    farming in kenya
  • Celebrating our conservation successes of 2015

    Every so often, it’s important to pause, take a step back, and celebrate the progress we’ve made together in conserving the world’s wildlife and beautiful places. And this year gave us much to applaud. Though our conservation challenges persist and there’s still much work to be done, we all need take a moment to appreciate just how far we’ve come by working in tandem to protect the planet we love.

    african elephants in KAZA
  • Working together for the future of food

    November 11, 2015
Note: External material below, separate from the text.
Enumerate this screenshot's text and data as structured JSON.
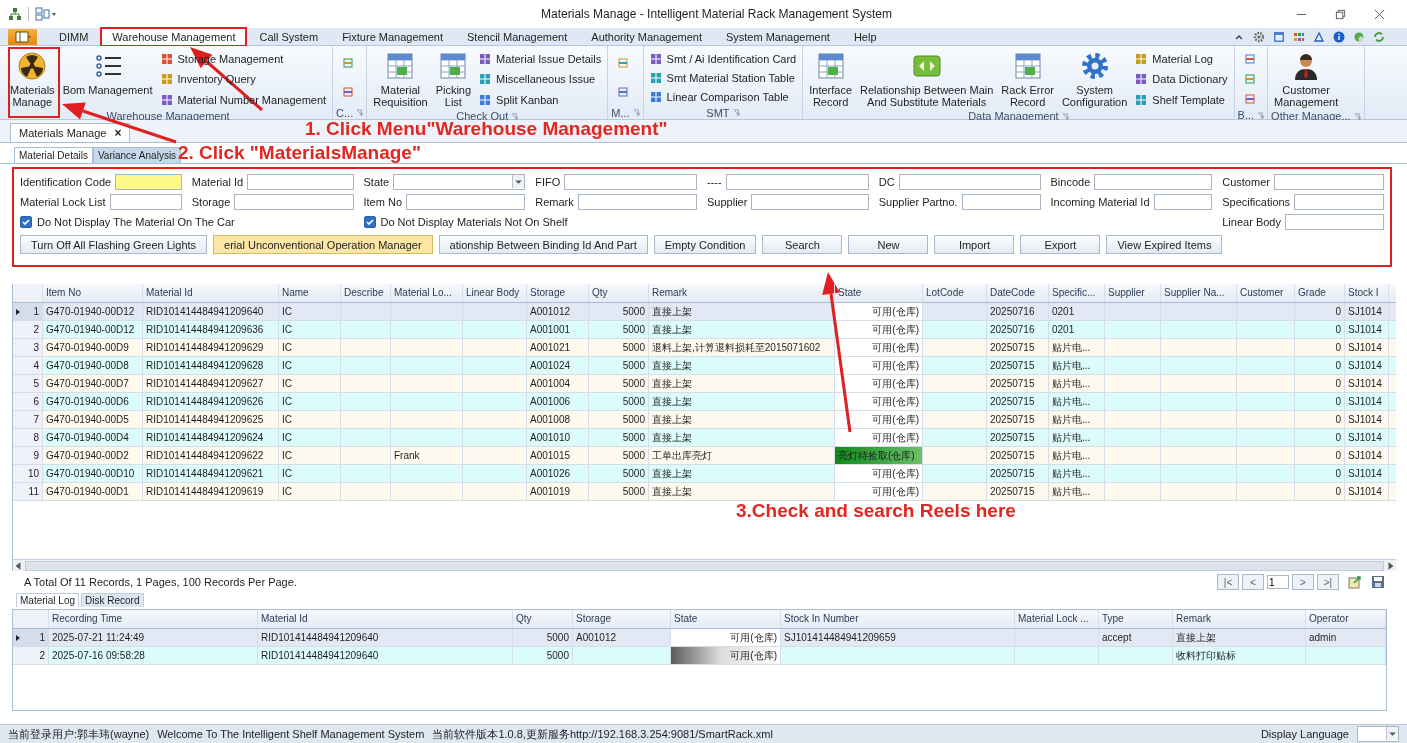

    Feeding the world and protecting the precious resources that all life on Earth require is no easy feat. That’s why WWF and our partners brought together such a diverse group of people to “game out” how we can balance these needs even in the direst situations.

    team india discussion
  • Producing better palm oil for people, profits, and the planet
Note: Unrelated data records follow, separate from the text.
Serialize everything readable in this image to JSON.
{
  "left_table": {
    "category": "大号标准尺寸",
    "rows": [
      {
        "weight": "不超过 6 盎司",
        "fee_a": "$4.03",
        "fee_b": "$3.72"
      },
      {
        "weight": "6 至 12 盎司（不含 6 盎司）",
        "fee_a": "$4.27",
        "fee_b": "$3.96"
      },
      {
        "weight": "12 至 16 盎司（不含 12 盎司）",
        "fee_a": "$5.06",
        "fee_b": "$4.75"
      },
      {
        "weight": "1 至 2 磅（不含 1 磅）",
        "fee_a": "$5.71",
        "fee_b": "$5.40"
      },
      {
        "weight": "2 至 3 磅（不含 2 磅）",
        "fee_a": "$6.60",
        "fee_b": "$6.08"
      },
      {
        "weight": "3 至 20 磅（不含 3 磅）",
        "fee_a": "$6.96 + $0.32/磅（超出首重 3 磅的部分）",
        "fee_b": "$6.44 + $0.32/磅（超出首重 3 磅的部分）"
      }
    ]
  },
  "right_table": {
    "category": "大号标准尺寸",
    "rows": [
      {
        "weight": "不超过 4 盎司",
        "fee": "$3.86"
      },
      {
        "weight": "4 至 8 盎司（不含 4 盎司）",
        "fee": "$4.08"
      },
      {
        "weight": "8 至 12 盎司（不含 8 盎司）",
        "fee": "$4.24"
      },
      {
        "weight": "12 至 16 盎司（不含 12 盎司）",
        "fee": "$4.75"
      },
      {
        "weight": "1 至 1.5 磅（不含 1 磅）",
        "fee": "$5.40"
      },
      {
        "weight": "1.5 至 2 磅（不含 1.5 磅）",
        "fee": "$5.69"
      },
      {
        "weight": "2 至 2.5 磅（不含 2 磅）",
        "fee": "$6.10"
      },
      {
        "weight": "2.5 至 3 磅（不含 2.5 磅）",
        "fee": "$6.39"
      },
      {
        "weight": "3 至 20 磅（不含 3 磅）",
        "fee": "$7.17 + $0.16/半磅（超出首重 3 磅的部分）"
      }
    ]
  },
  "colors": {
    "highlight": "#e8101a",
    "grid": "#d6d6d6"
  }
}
    There’s a way we can have our palm oil and eat it too. By producing palm oil sustainably, growers and manufacturers can offer traders, retailers, investors, and consumer products that meet their needs in a way that’s good for the planet, people, and profits.

    palm oil close up
  • A Salmon Scientist on Protecting Streams

    WWF Magazine: Winter 2015
    Dr. Carol Ann Woody captures a tiny salmon as part of a comprehensive study of Alaska’s fish species.
  • Soy: The Biggest Food Crop We Never Talk About

    WWF Magazine: Winter 2015
    It has slipped quietly into much of what we consume—and its production is straining ecosystems around the world.
    Soybeans
  • Investing in a Food-Secure Future

    October 16, 2015

    To sustain our planet’s natural resources for future generations, WWF is working with leading food producers, traders, processors and retailers to produce food more efficiently—using land, water, and energy more efficiently, and releasing less waste and greenhouse gas. This work is challenging enough, and it’s complicated further by climate change and population growth.

    wheat field
  • Can we feed the world and protect the planet?

    September 04, 2015

    Building on a seven year-old pilot program in Mozambique, the CARE-WWF Alliance is now exploring opportunities to advance environmentally, socially and economically sustainable food production systems in Tanzania and Zambia.

    sunset in kafue
  • Endangered species threatened by unsustainable palm oil production

    The world’s most popular vegetable oil—palm oil—is produced in tropical rain forests around the world. While it can be produced sustainably, conventional production methods and unchecked agricultural expansion threaten these forests and the wildlife that call them home.

    orangutan